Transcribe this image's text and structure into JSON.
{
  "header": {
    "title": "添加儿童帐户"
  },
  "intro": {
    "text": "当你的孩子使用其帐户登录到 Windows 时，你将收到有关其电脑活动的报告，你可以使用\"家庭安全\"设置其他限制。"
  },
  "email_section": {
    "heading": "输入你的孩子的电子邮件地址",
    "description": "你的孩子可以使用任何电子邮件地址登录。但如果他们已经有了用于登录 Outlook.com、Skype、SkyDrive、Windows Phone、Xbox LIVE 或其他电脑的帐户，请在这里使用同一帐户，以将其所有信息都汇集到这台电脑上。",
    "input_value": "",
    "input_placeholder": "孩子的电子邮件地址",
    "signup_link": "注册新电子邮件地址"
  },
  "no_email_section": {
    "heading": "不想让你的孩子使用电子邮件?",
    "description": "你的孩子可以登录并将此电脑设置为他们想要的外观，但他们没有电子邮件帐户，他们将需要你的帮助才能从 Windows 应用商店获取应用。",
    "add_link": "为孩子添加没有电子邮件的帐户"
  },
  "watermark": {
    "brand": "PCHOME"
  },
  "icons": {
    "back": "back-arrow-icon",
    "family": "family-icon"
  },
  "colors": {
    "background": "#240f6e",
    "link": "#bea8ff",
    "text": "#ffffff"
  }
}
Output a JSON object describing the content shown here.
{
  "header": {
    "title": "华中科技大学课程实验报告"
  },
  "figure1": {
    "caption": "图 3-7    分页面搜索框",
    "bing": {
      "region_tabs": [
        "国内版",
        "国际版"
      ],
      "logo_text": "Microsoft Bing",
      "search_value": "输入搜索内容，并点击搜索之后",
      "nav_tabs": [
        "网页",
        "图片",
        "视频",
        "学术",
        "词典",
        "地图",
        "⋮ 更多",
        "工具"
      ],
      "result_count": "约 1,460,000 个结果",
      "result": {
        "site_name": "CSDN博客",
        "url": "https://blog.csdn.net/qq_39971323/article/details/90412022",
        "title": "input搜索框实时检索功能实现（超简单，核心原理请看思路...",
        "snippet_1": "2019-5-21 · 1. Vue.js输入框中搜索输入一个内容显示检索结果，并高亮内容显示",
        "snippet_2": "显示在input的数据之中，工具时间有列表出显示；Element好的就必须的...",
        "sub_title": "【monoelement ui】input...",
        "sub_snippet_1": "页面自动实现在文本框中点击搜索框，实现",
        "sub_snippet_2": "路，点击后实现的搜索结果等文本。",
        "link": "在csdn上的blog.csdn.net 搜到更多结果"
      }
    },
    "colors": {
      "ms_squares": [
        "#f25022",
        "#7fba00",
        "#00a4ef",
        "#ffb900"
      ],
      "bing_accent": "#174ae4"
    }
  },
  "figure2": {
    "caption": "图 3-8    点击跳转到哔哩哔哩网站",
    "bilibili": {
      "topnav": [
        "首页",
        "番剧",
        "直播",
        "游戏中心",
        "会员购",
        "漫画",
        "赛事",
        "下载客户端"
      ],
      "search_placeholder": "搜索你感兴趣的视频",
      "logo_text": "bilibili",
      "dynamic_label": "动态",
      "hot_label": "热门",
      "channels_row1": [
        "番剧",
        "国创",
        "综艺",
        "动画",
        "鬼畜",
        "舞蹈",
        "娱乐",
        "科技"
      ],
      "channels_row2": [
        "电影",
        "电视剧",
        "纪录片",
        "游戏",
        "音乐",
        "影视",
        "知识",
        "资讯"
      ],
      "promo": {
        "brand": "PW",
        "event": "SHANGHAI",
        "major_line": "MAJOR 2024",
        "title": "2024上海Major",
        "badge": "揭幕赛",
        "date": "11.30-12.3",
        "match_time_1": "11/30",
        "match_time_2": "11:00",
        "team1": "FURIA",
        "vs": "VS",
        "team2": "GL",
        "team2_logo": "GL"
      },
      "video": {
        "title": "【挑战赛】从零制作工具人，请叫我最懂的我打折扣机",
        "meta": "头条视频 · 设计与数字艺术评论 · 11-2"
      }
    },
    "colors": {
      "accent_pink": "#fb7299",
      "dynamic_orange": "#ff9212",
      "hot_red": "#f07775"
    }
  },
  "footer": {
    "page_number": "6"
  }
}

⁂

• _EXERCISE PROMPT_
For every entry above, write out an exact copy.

• _YOUR SOLUTION_
Transcribe this image's text and structure into JSON.
{
  "header": {
    "title": "添加儿童帐户"
  },
  "intro": {
    "text": "当你的孩子使用其帐户登录到 Windows 时，你将收到有关其电脑活动的报告，你可以使用\"家庭安全\"设置其他限制。"
  },
  "email_section": {
    "heading": "输入你的孩子的电子邮件地址",
    "description": "你的孩子可以使用任何电子邮件地址登录。但如果他们已经有了用于登录 Outlook.com、Skype、SkyDrive、Windows Phone、Xbox LIVE 或其他电脑的帐户，请在这里使用同一帐户，以将其所有信息都汇集到这台电脑上。",
    "input_value": "",
    "input_placeholder": "孩子的电子邮件地址",
    "signup_link": "注册新电子邮件地址"
  },
  "no_email_section": {
    "heading": "不想让你的孩子使用电子邮件?",
    "description": "你的孩子可以登录并将此电脑设置为他们想要的外观，但他们没有电子邮件帐户，他们将需要你的帮助才能从 Windows 应用商店获取应用。",
    "add_link": "为孩子添加没有电子邮件的帐户"
  },
  "watermark": {
    "brand": "PCHOME"
  },
  "icons": {
    "back": "back-arrow-icon",
    "family": "family-icon"
  },
  "colors": {
    "background": "#240f6e",
    "link": "#bea8ff",
    "text": "#ffffff"
  }
}
Output a JSON object describing the content shown here.
{
  "header": {
    "title": "华中科技大学课程实验报告"
  },
  "figure1": {
    "caption": "图 3-7    分页面搜索框",
    "bing": {
      "region_tabs": [
        "国内版",
        "国际版"
      ],
      "logo_text": "Microsoft Bing",
      "search_value": "输入搜索内容，并点击搜索之后",
      "nav_tabs": [
        "网页",
        "图片",
        "视频",
        "学术",
        "词典",
        "地图",
        "⋮ 更多",
        "工具"
      ],
      "result_count": "约 1,460,000 个结果",
      "result": {
        "site_name": "CSDN博客",
        "url": "https://blog.csdn.net/qq_39971323/article/details/90412022",
        "title": "input搜索框实时检索功能实现（超简单，核心原理请看思路...",
        "snippet_1": "2019-5-21 · 1. Vue.js输入框中搜索输入一个内容显示检索结果，并高亮内容显示",
        "snippet_2": "显示在input的数据之中，工具时间有列表出显示；Element好的就必须的...",
        "sub_title": "【monoelement ui】input...",
        "sub_snippet_1": "页面自动实现在文本框中点击搜索框，实现",
        "sub_snippet_2": "路，点击后实现的搜索结果等文本。",
        "link": "在csdn上的blog.csdn.net 搜到更多结果"
      }
    },
    "colors": {
      "ms_squares": [
        "#f25022",
        "#7fba00",
        "#00a4ef",
        "#ffb900"
      ],
      "bing_accent": "#174ae4"
    }
  },
  "figure2": {
    "caption": "图 3-8    点击跳转到哔哩哔哩网站",
    "bilibili": {
      "topnav": [
        "首页",
        "番剧",
        "直播",
        "游戏中心",
        "会员购",
        "漫画",
        "赛事",
        "下载客户端"
      ],
      "search_placeholder": "搜索你感兴趣的视频",
      "logo_text": "bilibili",
      "dynamic_label": "动态",
      "hot_label": "热门",
      "channels_row1": [
        "番剧",
        "国创",
        "综艺",
        "动画",
        "鬼畜",
        "舞蹈",
        "娱乐",
        "科技"
      ],
      "channels_row2": [
        "电影",
        "电视剧",
        "纪录片",
        "游戏",
        "音乐",
        "影视",
        "知识",
        "资讯"
      ],
      "promo": {
        "brand": "PW",
        "event": "SHANGHAI",
        "major_line": "MAJOR 2024",
        "title": "2024上海Major",
        "badge": "揭幕赛",
        "date": "11.30-12.3",
        "match_time_1": "11/30",
        "match_time_2": "11:00",
        "team1": "FURIA",
        "vs": "VS",
        "team2": "GL",
        "team2_logo": "GL"
      },
      "video": {
        "title": "【挑战赛】从零制作工具人，请叫我最懂的我打折扣机",
        "meta": "头条视频 · 设计与数字艺术评论 · 11-2"
      }
    },
    "colors": {
      "accent_pink": "#fb7299",
      "dynamic_orange": "#ff9212",
      "hot_red": "#f07775"
    }
  },
  "footer": {
    "page_number": "6"
  }
}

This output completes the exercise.